ENTRIES SHOWN
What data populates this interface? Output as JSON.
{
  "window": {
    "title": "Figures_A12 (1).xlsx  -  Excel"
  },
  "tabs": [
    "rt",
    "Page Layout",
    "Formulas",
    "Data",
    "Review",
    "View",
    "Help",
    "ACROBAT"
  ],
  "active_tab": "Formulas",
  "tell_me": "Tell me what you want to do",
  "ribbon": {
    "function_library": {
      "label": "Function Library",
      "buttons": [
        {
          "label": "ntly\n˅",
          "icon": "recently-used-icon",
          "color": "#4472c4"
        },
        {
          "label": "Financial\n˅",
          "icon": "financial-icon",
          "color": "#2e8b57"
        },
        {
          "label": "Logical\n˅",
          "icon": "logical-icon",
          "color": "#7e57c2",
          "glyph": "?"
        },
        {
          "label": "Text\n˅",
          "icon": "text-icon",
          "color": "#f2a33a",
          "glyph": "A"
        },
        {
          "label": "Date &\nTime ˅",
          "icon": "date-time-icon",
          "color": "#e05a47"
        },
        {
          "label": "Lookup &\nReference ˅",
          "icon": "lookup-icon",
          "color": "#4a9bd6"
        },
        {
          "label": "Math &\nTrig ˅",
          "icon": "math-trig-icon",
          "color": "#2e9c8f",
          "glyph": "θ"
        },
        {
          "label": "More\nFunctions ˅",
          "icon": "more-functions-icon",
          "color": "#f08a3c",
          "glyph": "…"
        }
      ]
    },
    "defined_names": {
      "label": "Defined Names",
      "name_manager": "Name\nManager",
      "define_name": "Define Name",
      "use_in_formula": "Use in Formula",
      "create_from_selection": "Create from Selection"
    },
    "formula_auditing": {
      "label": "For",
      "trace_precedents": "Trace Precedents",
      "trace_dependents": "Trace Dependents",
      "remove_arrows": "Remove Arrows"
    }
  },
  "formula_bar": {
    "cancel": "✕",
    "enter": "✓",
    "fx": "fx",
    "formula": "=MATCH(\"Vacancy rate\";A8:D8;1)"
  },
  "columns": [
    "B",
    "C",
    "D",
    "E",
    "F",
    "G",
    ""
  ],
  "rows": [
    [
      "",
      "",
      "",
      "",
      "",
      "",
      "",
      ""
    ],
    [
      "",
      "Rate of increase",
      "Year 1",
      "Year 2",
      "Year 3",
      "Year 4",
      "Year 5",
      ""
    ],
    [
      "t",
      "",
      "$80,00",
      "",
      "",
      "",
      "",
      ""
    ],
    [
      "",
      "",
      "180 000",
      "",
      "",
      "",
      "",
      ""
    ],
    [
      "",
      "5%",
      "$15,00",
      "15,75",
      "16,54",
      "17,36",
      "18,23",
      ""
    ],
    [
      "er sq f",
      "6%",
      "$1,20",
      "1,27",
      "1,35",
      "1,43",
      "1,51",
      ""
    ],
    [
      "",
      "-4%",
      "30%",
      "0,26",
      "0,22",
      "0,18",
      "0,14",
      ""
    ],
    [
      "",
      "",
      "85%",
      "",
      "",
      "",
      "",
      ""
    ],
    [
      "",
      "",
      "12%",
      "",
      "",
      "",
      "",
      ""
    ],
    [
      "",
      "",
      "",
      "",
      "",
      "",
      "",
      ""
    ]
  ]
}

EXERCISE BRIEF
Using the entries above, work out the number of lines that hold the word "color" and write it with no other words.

EXERCISE RESULT
8